● **WORK ITEM**
In which lines of the data does the string "true" appear? Copy every one.

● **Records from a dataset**
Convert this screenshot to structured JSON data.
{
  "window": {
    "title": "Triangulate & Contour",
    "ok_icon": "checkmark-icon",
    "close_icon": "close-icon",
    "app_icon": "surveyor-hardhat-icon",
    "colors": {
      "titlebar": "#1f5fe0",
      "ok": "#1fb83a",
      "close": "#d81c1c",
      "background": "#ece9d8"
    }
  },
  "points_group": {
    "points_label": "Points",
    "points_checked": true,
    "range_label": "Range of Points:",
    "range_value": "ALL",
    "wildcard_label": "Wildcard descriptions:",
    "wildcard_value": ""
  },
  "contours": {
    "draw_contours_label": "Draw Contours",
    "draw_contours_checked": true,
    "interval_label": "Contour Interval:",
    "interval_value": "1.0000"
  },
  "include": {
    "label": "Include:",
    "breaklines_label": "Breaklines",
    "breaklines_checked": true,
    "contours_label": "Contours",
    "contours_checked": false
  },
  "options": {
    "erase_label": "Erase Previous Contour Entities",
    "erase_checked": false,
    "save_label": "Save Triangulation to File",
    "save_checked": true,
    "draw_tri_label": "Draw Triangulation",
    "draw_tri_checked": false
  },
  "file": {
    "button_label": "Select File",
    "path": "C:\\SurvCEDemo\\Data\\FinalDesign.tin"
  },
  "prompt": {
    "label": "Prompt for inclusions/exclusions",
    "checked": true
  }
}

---

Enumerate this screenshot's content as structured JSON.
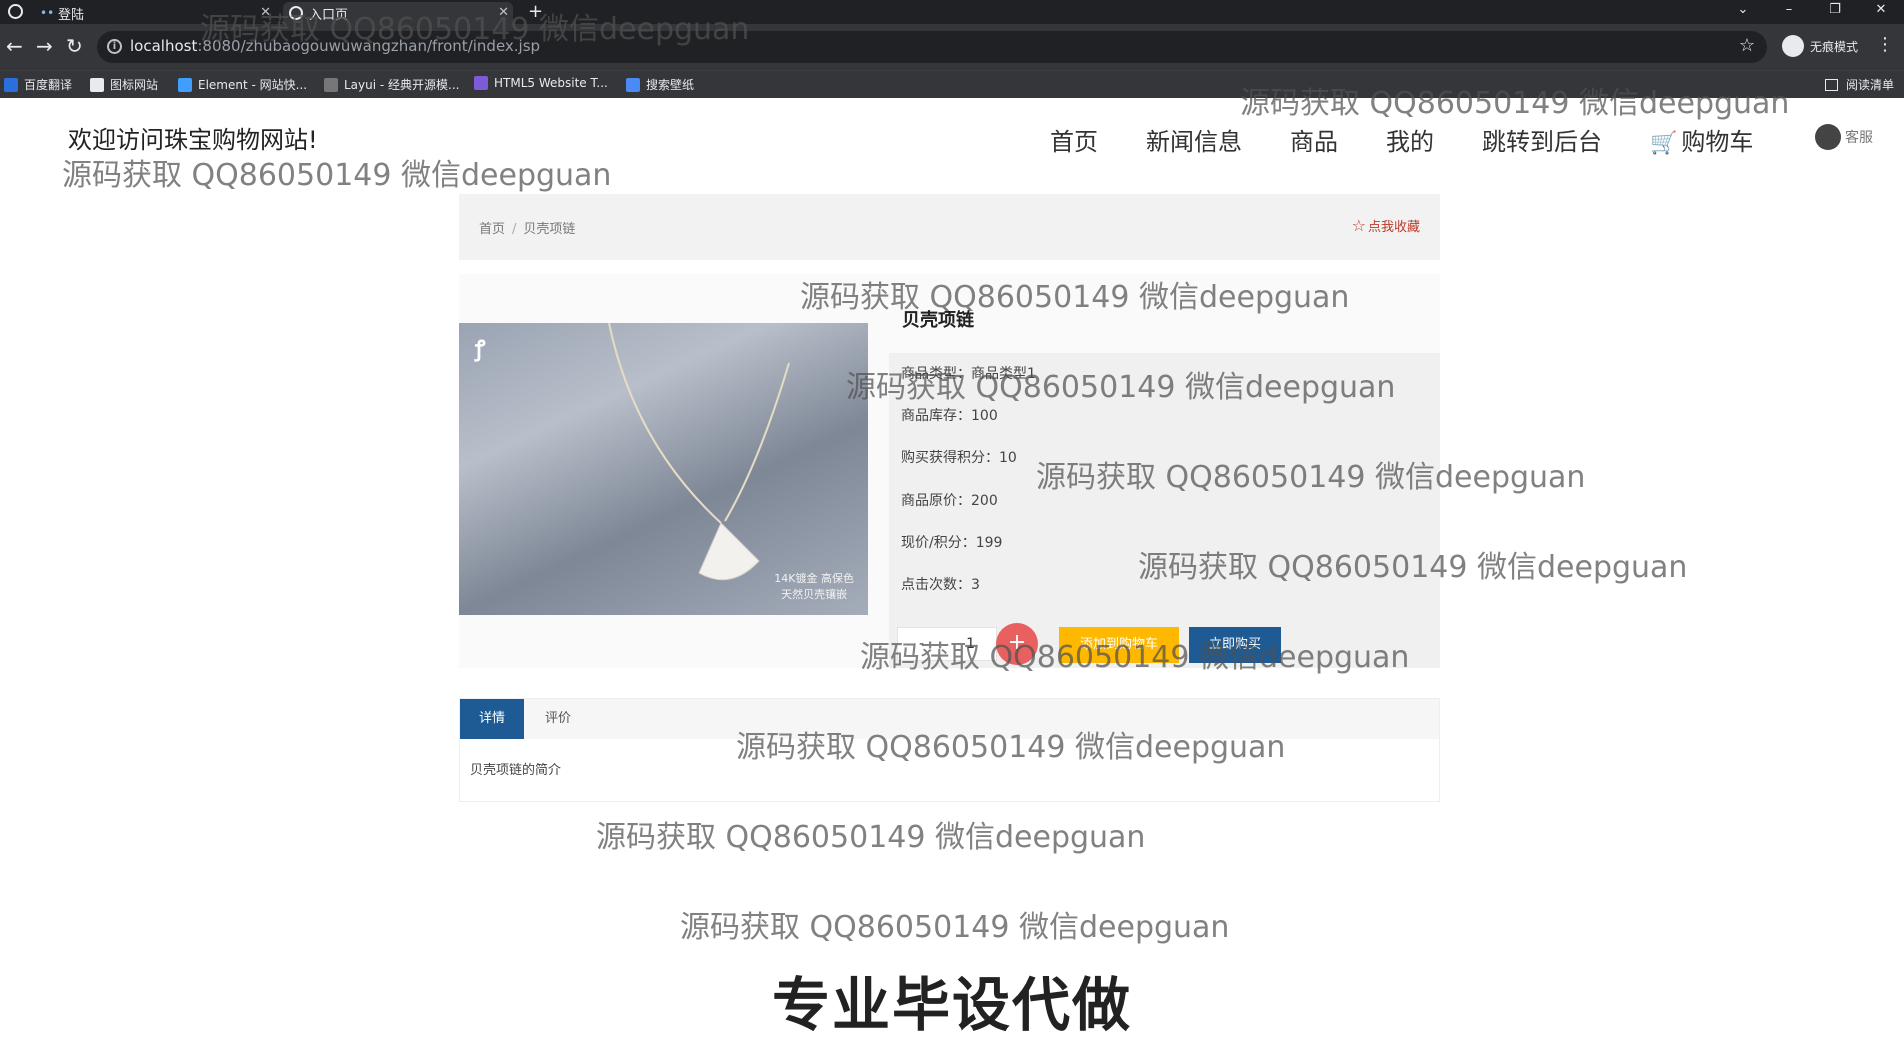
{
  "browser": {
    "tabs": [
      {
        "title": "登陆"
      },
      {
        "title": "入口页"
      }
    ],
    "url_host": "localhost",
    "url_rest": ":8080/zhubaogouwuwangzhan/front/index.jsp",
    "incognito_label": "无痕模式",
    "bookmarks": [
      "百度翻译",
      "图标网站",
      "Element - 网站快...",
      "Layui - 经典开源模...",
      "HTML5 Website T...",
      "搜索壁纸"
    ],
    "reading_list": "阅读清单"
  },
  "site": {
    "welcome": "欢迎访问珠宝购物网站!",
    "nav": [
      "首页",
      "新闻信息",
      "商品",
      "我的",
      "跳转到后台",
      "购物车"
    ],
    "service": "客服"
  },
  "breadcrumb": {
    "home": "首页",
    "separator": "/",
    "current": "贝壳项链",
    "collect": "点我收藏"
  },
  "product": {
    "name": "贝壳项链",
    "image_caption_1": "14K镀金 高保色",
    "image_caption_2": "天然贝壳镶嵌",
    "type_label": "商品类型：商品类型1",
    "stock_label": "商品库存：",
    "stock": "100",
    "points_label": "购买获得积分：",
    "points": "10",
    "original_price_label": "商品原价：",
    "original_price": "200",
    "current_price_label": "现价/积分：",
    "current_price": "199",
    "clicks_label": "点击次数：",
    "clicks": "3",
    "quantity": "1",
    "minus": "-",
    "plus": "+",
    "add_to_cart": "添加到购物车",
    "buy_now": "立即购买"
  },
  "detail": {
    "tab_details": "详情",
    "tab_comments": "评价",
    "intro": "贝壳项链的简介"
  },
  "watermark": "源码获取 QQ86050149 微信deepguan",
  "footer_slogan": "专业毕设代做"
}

● **RESULT BELOW**
    "points_checked": true,
    "draw_contours_checked": true,
    "breaklines_checked": true,
    "save_checked": true,
    "checked": true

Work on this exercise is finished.